#### [SOURCE DATA]

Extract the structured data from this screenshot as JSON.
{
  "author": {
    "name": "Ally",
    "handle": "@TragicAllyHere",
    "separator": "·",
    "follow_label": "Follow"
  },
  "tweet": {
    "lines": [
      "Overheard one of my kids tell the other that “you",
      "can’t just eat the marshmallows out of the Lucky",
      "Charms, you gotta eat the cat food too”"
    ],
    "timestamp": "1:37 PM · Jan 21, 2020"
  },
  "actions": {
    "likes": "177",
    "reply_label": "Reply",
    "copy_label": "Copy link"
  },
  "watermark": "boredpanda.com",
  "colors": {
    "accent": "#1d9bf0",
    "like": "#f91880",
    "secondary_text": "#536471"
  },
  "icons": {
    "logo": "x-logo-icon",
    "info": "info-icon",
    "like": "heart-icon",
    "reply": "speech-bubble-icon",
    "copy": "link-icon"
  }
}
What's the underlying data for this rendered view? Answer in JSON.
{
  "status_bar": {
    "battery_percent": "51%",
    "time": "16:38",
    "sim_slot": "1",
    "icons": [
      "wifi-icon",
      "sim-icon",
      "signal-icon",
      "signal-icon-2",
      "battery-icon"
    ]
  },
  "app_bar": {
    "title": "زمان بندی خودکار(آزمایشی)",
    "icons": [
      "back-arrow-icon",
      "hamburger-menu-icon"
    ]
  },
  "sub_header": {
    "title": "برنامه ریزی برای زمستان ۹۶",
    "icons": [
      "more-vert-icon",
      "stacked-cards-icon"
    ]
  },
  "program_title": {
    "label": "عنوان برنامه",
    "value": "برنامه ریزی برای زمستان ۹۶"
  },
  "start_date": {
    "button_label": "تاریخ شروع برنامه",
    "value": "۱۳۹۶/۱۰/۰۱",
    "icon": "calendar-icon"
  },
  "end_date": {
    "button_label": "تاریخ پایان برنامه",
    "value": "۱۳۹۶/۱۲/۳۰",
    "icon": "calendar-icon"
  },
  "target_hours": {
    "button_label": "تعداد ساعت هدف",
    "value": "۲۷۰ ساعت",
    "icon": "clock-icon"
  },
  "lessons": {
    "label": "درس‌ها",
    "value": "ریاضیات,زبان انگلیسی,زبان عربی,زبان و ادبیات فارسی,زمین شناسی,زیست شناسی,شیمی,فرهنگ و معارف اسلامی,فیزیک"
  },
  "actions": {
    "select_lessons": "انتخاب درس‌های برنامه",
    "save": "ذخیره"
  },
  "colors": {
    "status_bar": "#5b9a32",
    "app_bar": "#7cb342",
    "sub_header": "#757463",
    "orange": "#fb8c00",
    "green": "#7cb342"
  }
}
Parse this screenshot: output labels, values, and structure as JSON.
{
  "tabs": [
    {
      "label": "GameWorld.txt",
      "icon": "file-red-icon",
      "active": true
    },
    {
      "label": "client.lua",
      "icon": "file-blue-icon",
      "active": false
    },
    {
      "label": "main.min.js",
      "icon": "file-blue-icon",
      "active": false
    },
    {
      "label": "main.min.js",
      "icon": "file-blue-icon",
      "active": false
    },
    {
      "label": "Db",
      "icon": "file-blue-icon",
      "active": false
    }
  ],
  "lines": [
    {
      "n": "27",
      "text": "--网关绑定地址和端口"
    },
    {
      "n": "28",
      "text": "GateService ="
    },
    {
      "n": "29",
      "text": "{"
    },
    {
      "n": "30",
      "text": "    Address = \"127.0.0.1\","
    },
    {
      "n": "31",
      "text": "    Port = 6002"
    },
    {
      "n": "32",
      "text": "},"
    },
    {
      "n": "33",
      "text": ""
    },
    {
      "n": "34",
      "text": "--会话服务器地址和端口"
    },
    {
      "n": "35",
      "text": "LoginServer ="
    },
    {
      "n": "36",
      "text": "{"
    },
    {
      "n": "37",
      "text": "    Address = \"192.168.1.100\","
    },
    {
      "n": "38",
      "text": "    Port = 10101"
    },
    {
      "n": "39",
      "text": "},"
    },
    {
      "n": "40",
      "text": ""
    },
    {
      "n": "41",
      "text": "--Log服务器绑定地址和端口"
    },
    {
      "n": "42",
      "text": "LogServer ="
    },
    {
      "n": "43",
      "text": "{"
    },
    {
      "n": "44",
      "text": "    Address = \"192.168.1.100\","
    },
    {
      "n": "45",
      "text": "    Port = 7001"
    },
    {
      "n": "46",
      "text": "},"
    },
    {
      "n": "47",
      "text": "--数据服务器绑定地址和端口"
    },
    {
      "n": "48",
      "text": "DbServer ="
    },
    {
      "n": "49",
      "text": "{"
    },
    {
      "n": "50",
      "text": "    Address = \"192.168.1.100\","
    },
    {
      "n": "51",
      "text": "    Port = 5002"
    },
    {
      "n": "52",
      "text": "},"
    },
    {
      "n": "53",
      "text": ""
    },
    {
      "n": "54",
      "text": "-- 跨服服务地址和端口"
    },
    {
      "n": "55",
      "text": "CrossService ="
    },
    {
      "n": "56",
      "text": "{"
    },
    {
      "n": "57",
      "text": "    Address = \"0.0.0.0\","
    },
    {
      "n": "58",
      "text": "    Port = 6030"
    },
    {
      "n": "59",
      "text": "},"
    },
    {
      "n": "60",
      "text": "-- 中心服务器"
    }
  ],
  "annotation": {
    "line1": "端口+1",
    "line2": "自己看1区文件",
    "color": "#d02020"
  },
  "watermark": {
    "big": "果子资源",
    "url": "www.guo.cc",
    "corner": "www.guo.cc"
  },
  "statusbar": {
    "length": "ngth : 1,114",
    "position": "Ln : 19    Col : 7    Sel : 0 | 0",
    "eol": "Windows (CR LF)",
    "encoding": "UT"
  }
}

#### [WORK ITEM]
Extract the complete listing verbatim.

#### [EXPECTED ANSWER]
Extract the structured data from this screenshot as JSON.
{
  "author": {
    "name": "Ally",
    "handle": "@TragicAllyHere",
    "separator": "·",
    "follow_label": "Follow"
  },
  "tweet": {
    "lines": [
      "Overheard one of my kids tell the other that “you",
      "can’t just eat the marshmallows out of the Lucky",
      "Charms, you gotta eat the cat food too”"
    ],
    "timestamp": "1:37 PM · Jan 21, 2020"
  },
  "actions": {
    "likes": "177",
    "reply_label": "Reply",
    "copy_label": "Copy link"
  },
  "watermark": "boredpanda.com",
  "colors": {
    "accent": "#1d9bf0",
    "like": "#f91880",
    "secondary_text": "#536471"
  },
  "icons": {
    "logo": "x-logo-icon",
    "info": "info-icon",
    "like": "heart-icon",
    "reply": "speech-bubble-icon",
    "copy": "link-icon"
  }
}
What's the underlying data for this rendered view? Answer in JSON.
{
  "status_bar": {
    "battery_percent": "51%",
    "time": "16:38",
    "sim_slot": "1",
    "icons": [
      "wifi-icon",
      "sim-icon",
      "signal-icon",
      "signal-icon-2",
      "battery-icon"
    ]
  },
  "app_bar": {
    "title": "زمان بندی خودکار(آزمایشی)",
    "icons": [
      "back-arrow-icon",
      "hamburger-menu-icon"
    ]
  },
  "sub_header": {
    "title": "برنامه ریزی برای زمستان ۹۶",
    "icons": [
      "more-vert-icon",
      "stacked-cards-icon"
    ]
  },
  "program_title": {
    "label": "عنوان برنامه",
    "value": "برنامه ریزی برای زمستان ۹۶"
  },
  "start_date": {
    "button_label": "تاریخ شروع برنامه",
    "value": "۱۳۹۶/۱۰/۰۱",
    "icon": "calendar-icon"
  },
  "end_date": {
    "button_label": "تاریخ پایان برنامه",
    "value": "۱۳۹۶/۱۲/۳۰",
    "icon": "calendar-icon"
  },
  "target_hours": {
    "button_label": "تعداد ساعت هدف",
    "value": "۲۷۰ ساعت",
    "icon": "clock-icon"
  },
  "lessons": {
    "label": "درس‌ها",
    "value": "ریاضیات,زبان انگلیسی,زبان عربی,زبان و ادبیات فارسی,زمین شناسی,زیست شناسی,شیمی,فرهنگ و معارف اسلامی,فیزیک"
  },
  "actions": {
    "select_lessons": "انتخاب درس‌های برنامه",
    "save": "ذخیره"
  },
  "colors": {
    "status_bar": "#5b9a32",
    "app_bar": "#7cb342",
    "sub_header": "#757463",
    "orange": "#fb8c00",
    "green": "#7cb342"
  }
}
Parse this screenshot: output labels, values, and structure as JSON.
{
  "tabs": [
    {
      "label": "GameWorld.txt",
      "icon": "file-red-icon",
      "active": true
    },
    {
      "label": "client.lua",
      "icon": "file-blue-icon",
      "active": false
    },
    {
      "label": "main.min.js",
      "icon": "file-blue-icon",
      "active": false
    },
    {
      "label": "main.min.js",
      "icon": "file-blue-icon",
      "active": false
    },
    {
      "label": "Db",
      "icon": "file-blue-icon",
      "active": false
    }
  ],
  "lines": [
    {
      "n": "27",
      "text": "--网关绑定地址和端口"
    },
    {
      "n": "28",
      "text": "GateService ="
    },
    {
      "n": "29",
      "text": "{"
    },
    {
      "n": "30",
      "text": "    Address = \"127.0.0.1\","
    },
    {
      "n": "31",
      "text": "    Port = 6002"
    },
    {
      "n": "32",
      "text": "},"
    },
    {
      "n": "33",
      "text": ""
    },
    {
      "n": "34",
      "text": "--会话服务器地址和端口"
    },
    {
      "n": "35",
      "text": "LoginServer ="
    },
    {
      "n": "36",
      "text": "{"
    },
    {
      "n": "37",
      "text": "    Address = \"192.168.1.100\","
    },
    {
      "n": "38",
      "text": "    Port = 10101"
    },
    {
      "n": "39",
      "text": "},"
    },
    {
      "n": "40",
      "text": ""
    },
    {
      "n": "41",
      "text": "--Log服务器绑定地址和端口"
    },
    {
      "n": "42",
      "text": "LogServer ="
    },
    {
      "n": "43",
      "text": "{"
    },
    {
      "n": "44",
      "text": "    Address = \"192.168.1.100\","
    },
    {
      "n": "45",
      "text": "    Port = 7001"
    },
    {
      "n": "46",
      "text": "},"
    },
    {
      "n": "47",
      "text": "--数据服务器绑定地址和端口"
    },
    {
      "n": "48",
      "text": "DbServer ="
    },
    {
      "n": "49",
      "text": "{"
    },
    {
      "n": "50",
      "text": "    Address = \"192.168.1.100\","
    },
    {
      "n": "51",
      "text": "    Port = 5002"
    },
    {
      "n": "52",
      "text": "},"
    },
    {
      "n": "53",
      "text": ""
    },
    {
      "n": "54",
      "text": "-- 跨服服务地址和端口"
    },
    {
      "n": "55",
      "text": "CrossService ="
    },
    {
      "n": "56",
      "text": "{"
    },
    {
      "n": "57",
      "text": "    Address = \"0.0.0.0\","
    },
    {
      "n": "58",
      "text": "    Port = 6030"
    },
    {
      "n": "59",
      "text": "},"
    },
    {
      "n": "60",
      "text": "-- 中心服务器"
    }
  ],
  "annotation": {
    "line1": "端口+1",
    "line2": "自己看1区文件",
    "color": "#d02020"
  },
  "watermark": {
    "big": "果子资源",
    "url": "www.guo.cc",
    "corner": "www.guo.cc"
  },
  "statusbar": {
    "length": "ngth : 1,114",
    "position": "Ln : 19    Col : 7    Sel : 0 | 0",
    "eol": "Windows (CR LF)",
    "encoding": "UT"
  }
}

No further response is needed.